“We understand you reached this conclusion from the TSH level in the rider’s blood, but did not take into consideration the fact (probably unknown to you) that the rider was already taking a high dosage of L-Thyroxine medication, which balanced the TSH levels to almost normal. Also Prof. d’Onofrio [UCI expert – ed.] confirmed during the COC [Czech Olympic Committee] Arbitration Board hearing that it was unknown to your panel that the rider suffers from severe overt hypothyroidism.”
The letter does not explain why it was not originally made clear to the CADF panel that Kreuziger was taking high levels of L-Thyroxine.

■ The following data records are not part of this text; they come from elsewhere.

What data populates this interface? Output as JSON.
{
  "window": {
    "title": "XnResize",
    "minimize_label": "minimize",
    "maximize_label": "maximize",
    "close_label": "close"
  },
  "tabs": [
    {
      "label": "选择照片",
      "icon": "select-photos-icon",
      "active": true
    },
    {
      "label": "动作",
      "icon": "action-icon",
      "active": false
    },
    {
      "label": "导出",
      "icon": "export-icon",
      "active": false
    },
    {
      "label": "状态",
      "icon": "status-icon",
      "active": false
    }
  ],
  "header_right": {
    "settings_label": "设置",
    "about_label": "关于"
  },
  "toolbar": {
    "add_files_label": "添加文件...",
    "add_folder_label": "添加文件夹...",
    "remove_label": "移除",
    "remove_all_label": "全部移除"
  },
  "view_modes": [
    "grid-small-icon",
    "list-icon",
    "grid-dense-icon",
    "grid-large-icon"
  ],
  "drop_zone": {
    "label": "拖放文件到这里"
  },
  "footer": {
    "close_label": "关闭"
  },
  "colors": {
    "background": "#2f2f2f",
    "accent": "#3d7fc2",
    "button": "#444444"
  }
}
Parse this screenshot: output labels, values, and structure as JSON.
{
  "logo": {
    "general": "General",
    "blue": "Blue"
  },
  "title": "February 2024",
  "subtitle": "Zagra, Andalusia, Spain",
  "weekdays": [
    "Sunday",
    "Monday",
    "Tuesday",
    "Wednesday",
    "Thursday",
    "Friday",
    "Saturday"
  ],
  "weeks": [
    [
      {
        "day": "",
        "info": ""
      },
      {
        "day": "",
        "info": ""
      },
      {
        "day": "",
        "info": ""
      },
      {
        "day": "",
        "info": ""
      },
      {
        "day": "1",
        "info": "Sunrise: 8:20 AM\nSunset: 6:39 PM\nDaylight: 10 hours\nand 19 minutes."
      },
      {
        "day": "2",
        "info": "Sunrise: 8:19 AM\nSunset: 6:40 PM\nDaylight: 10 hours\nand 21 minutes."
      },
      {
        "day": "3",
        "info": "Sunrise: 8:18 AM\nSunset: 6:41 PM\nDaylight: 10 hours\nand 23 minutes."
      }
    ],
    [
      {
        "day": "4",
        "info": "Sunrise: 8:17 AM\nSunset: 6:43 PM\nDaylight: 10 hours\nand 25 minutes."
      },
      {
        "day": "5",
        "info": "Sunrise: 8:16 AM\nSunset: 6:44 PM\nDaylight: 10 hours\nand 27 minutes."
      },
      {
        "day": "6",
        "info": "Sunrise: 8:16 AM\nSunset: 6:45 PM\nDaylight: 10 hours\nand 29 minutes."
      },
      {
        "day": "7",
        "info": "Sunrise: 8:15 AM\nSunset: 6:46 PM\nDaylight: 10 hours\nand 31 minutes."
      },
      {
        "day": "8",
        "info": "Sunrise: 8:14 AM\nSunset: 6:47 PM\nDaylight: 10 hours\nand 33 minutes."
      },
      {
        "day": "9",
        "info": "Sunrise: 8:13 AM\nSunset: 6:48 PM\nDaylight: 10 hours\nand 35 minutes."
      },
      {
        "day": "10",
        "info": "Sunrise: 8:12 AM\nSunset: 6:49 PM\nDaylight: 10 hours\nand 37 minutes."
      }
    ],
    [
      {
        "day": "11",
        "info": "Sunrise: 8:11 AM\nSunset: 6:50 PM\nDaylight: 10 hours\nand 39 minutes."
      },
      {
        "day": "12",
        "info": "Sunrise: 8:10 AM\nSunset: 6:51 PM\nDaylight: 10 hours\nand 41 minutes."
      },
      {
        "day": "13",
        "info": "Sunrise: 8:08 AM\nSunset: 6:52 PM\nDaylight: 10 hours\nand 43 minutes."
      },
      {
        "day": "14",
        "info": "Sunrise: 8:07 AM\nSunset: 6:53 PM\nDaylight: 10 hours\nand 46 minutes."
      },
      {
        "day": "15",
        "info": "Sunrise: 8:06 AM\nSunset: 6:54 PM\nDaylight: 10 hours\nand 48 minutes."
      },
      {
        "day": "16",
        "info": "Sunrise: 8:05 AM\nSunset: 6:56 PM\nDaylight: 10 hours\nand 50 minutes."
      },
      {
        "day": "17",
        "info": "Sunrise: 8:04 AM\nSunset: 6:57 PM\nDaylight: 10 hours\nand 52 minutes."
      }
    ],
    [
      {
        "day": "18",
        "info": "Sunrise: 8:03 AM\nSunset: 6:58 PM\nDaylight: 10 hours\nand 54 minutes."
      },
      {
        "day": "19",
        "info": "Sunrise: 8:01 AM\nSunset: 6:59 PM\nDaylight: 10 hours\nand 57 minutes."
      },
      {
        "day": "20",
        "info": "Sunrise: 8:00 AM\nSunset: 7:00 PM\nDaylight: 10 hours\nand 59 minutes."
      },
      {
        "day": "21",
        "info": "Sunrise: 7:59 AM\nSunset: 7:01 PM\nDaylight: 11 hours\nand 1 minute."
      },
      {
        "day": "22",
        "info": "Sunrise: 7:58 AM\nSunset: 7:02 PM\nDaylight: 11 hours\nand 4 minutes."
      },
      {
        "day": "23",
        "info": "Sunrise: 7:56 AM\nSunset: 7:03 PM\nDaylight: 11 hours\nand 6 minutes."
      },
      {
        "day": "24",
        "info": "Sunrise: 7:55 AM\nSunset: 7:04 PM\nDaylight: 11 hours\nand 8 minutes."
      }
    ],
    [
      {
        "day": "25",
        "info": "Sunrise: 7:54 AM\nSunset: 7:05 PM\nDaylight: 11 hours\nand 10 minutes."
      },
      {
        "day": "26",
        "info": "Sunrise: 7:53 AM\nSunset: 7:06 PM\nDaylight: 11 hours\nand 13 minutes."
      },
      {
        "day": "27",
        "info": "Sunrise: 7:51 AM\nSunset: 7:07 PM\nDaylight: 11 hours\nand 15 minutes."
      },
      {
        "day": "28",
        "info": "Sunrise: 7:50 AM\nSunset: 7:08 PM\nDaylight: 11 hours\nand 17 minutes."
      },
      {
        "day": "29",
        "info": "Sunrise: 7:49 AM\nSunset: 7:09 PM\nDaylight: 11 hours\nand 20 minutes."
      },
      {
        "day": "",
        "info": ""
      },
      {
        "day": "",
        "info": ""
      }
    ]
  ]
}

It goes on to state that Kreuziger presented a paper by Kim et al, demonstrating the effects of L-Thyroxine on patients with severe hypothyroidism, specifically in relation to reticulocyte [young red blood cells] level.
It added that according to Prof d’Onofrio the paper had not been taken into consideration by the panel while preparing the original opinion.
“With regards to the above we believe that you lacked a number of vital elements when arriving at your original opinion, and that these elements are crucial to explain to increase in reticulocytes count of the rider which you address in your report,” today’s open letter states.
CyclingTips note: according to the summary of the original COC hearing mentioned here, the UCI experts stated that their concerns over the blood values were based not on the measured values themselves, but rather that the haemoglobin values rose under physical stress instead of than falling.
It also states that Kreuziger’s expert made at that hearing that Kreuziger had been using L-Thyroxine and that the rider had presented several written statements from experts backing his claims of hypothyroidism. It also states that Dr. Kim’s paper was presented to the COC. Consequently it is unclear why today’s open letter claims this information was not known.
Allegations of incorrect handling of blood samples:
The second major point raised in the open letter is claims that the blood samples taken from Kreuziger were not handled in accordance with WADA regulations.
“We carefully analysed the treatment of the rider’s blood samples serving as the basis for his biological passport records. To our surprise, we found 2/3! of the blood samples were not stored and transported in accordance with WADA instructions. In the case of some samples the temperature limits had been demonstrably exceeded. In the case of many of the samples a data logger had not been used at all (!), which makes these samples unreliable for any scientific use, as nobody can estimate what the conditions during transportation actually were. This is precisely why the WADA instructions clearly prescribe data logger use.
“We are sure you would agree with us that such unreliable samples cannot be used to establish any scientific result, and it would be in clear contravention of generally accepted standards of good clinical practice to base any scientific result on such unreliable samples.
“Apparently this information was also unavailable to you previously so you could not have taken it into consideration.”
Note: the same summary of the COC decision states that the transportation of the samples had been questioned in the original hearing but that the point had not been accepted as it could not be clearly proven.
The open letter concludes by stating that additional expert opinion from Dr. Cristobal Belda Iniesta, Director of the National School of Health in Madrid, had been included in the new correspondence to the CADF.
It also calls on the CADF to reconsider its original opinion on Kreuziger’s biological passport in light of the information raised.
Stovicek’s statement also claims Kreuziger is ‘innocent and should be treated accordingly.’
“Anti-doping regulations serve to protect decent athletes,” it asserts, “and should not be a tool for bullying them. I understand that the UCI wants to demonstrate an uncompromising stance in the fight against doping in cycling. You cannot measure everyone by a different scale. It’s the same as accusing someone of murder because they have kitchen knives at home.”
It adds that it believes that CAS will quickly decide on the case and “will not permit an honest man to be prevented from carrying on his profession. We should not allow the fight against doping to become a witch hunt.“